“I see Mary’s work as part of this history. But most importantly, her work can serve as a link connecting the episodes in the story still to be written.”
Mary added: “It’s incredibly special and a great honour to have been asked by Sir Kostya Novoselov to make this work of art at the heart of the National Graphene Institute. I’ve been using graphite for many years now and am fascinated by it as a material.
“For the NGI to bring art and science together in this new building is very forward thinking, making it possible for me to make my largest ever drawing. It shows how art and science come from similar imaginative places.”
The NGI is the world’s leading centre of graphene research and commercialisation. Academics and industrial partners will work side by side on developing graphene applications in state-of-the-art laboratories and collaborative space.
It was funded from £38m from the Engineering and Physical Sciences Research Council (EPSRC) and £23m from the European Regional Development Fund (ERDF).
Notes for editors
Images of the drawing are available from Bureau and The University of Manchester.
Sir Kostya Novoselov and Mary Griffiths are available for interview.
More information about graphene can be found at www.graphene.manchester.ac.uk
Mary Griffiths: (b. 1965, UK) is based in Manchester, and graduated from MA Fine Art at Manchester School of Art in 2009. Griffiths is also Curator of Modern and Contemporary Art at the Whitworth, Manchester, where she has been in post since 2000. Griffiths acclaimed solo exhibitions Still Further (2014-15), and Fathom (2012), took place at Bureau, and in Rangefinder (2014) she showed new work that came from her residency at PS Mirabel, Manchester.
Selected group exhibitions include: Poppositions, Brussels (2015); The Black and White Room, curated by Cornelia Parker as part of the Summer Exhibition, The Royal Academy, London; In Conversation, Touchstones Rochdale; The Drawing Project, Castlefield Gallery, Manchester (2014); Tip of the Iceberg: Art from Up North, Contemporary Art Society, London; The Manchester Contemporary, with Bureau; Some Recent Examples, Sevendale House, Manchester (2013); Cabedal, Plataforma Revólver, Lisbon; The Manchester Contemporary, art fair with Bureau (2012); Memory of a Hope, Ceri Hand Gallery, Liverpool; Workhouse, The Hive, Manchester (2011); This and That, Triple Base Gallery, San Francisco, USA; Four Artists from the Manchester School of Art, FAFA Gallery, Finnish Academy of Fine Arts, Helsinki, Finland (2009); Jerwood Drawing Prize 2008, Jerwood Space, London and touring UK (2008-09).
Her work was featured in the publication Drawing Paper (2012), and her monograph, Pictures of War, was published by Carcanet in 2009. Griffiths has works in a number of institutional and international private collections. Works from her solo exhibition Still Further were recently purchased for the national Arts Council Collection. For further information: www.marygriffiths.com

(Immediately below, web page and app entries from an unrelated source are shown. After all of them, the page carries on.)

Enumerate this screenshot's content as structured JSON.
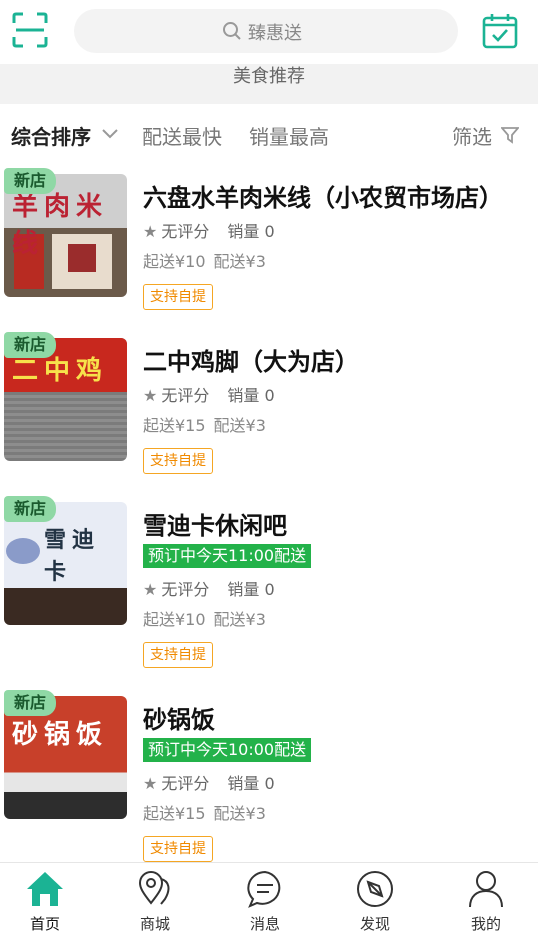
{
  "header": {
    "search_placeholder": "臻惠送"
  },
  "section_title": "美食推荐",
  "sort": {
    "comprehensive": "综合排序",
    "fastest": "配送最快",
    "top_sales": "销量最高",
    "filter": "筛选"
  },
  "shops": [
    {
      "new_tag": "新店",
      "name": "六盘水羊肉米线（小农贸市场店）",
      "preorder": "",
      "rating": "无评分",
      "sales": "销量 0",
      "min_order": "起送¥10",
      "delivery_fee": "配送¥3",
      "self_pickup": "支持自提",
      "sign_text": "羊肉米线",
      "sign_color": "#d8d8d8"
    },
    {
      "new_tag": "新店",
      "name": "二中鸡脚（大为店）",
      "preorder": "",
      "rating": "无评分",
      "sales": "销量 0",
      "min_order": "起送¥15",
      "delivery_fee": "配送¥3",
      "self_pickup": "支持自提",
      "sign_text": "二中鸡",
      "sign_color": "#c8281e"
    },
    {
      "new_tag": "新店",
      "name": "雪迪卡休闲吧",
      "preorder": "预订中今天11:00配送",
      "rating": "无评分",
      "sales": "销量 0",
      "min_order": "起送¥10",
      "delivery_fee": "配送¥3",
      "self_pickup": "支持自提",
      "sign_text": "雪迪卡",
      "sign_color": "#e8ecf5"
    },
    {
      "new_tag": "新店",
      "name": "砂锅饭",
      "preorder": "预订中今天10:00配送",
      "rating": "无评分",
      "sales": "销量 0",
      "min_order": "起送¥15",
      "delivery_fee": "配送¥3",
      "self_pickup": "支持自提",
      "sign_text": "砂锅饭",
      "sign_color": "#c8402a"
    }
  ],
  "tabs": [
    {
      "label": "首页"
    },
    {
      "label": "商城"
    },
    {
      "label": "消息"
    },
    {
      "label": "发现"
    },
    {
      "label": "我的"
    }
  ],
  "colors": {
    "accent": "#1bb394",
    "preorder": "#23b24a",
    "pickup": "#f5a623"
  }
}
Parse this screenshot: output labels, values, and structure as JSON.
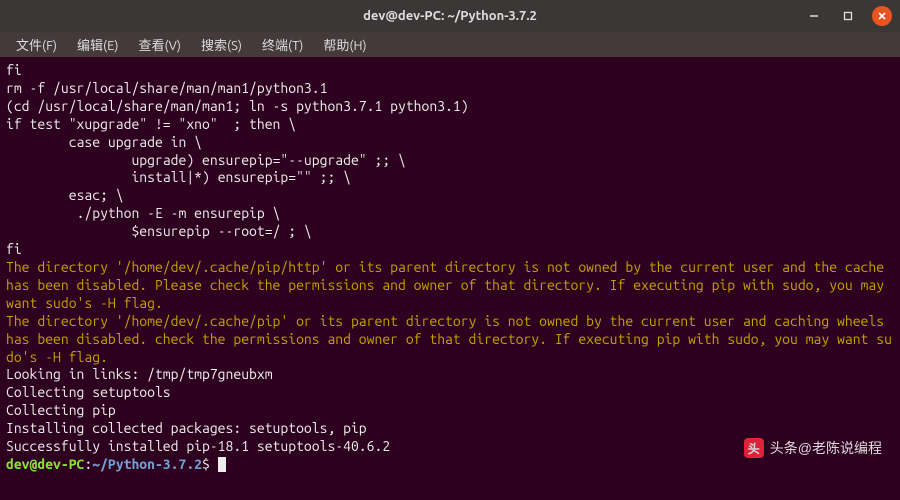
{
  "window": {
    "title": "dev@dev-PC: ~/Python-3.7.2"
  },
  "menubar": {
    "items": [
      "文件(F)",
      "编辑(E)",
      "查看(V)",
      "搜索(S)",
      "终端(T)",
      "帮助(H)"
    ]
  },
  "terminal": {
    "block_white_1": "fi\nrm -f /usr/local/share/man/man1/python3.1\n(cd /usr/local/share/man/man1; ln -s python3.7.1 python3.1)\nif test \"xupgrade\" != \"xno\"  ; then \\\n        case upgrade in \\\n                upgrade) ensurepip=\"--upgrade\" ;; \\\n                install|*) ensurepip=\"\" ;; \\\n        esac; \\\n         ./python -E -m ensurepip \\\n                $ensurepip --root=/ ; \\\nfi",
    "block_yellow": "The directory '/home/dev/.cache/pip/http' or its parent directory is not owned by the current user and the cache has been disabled. Please check the permissions and owner of that directory. If executing pip with sudo, you may want sudo's -H flag.\nThe directory '/home/dev/.cache/pip' or its parent directory is not owned by the current user and caching wheels has been disabled. check the permissions and owner of that directory. If executing pip with sudo, you may want sudo's -H flag.",
    "block_white_2": "Looking in links: /tmp/tmp7gneubxm\nCollecting setuptools\nCollecting pip\nInstalling collected packages: setuptools, pip\nSuccessfully installed pip-18.1 setuptools-40.6.2",
    "prompt": {
      "user_host": "dev@dev-PC",
      "sep": ":",
      "path": "~/Python-3.7.2",
      "symbol": "$"
    }
  },
  "watermark": {
    "icon_glyph": "头",
    "text": "头条@老陈说编程"
  }
}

Bureau: is a contemporary art gallery and consultancy founded in 2006 by Sophia Crilly and Mark Kennard. Based in Manchester, the gallery works with represented and invited artists at varying career stages to showcase conceptually rigorous and innovative contemporary visual practice, premiering and commissioning new work, and curating projects on and off site. Bureau’s programme is complemented by support for artists’ practice through international collaborations, residency projects, and participation in international art fairs. Gallery artists exhibit widely internationally, and have works held in significant private collections and museums. For further information: www.bureaugallery.com
For further information & images please contact:
NGI Commission Project Manager / Director, Bureau
+44 (0) 7904 277084 // email@example.com
Graphene Communications and Marketing Manager
The University of Manchester
+44 (0) 161 275 8382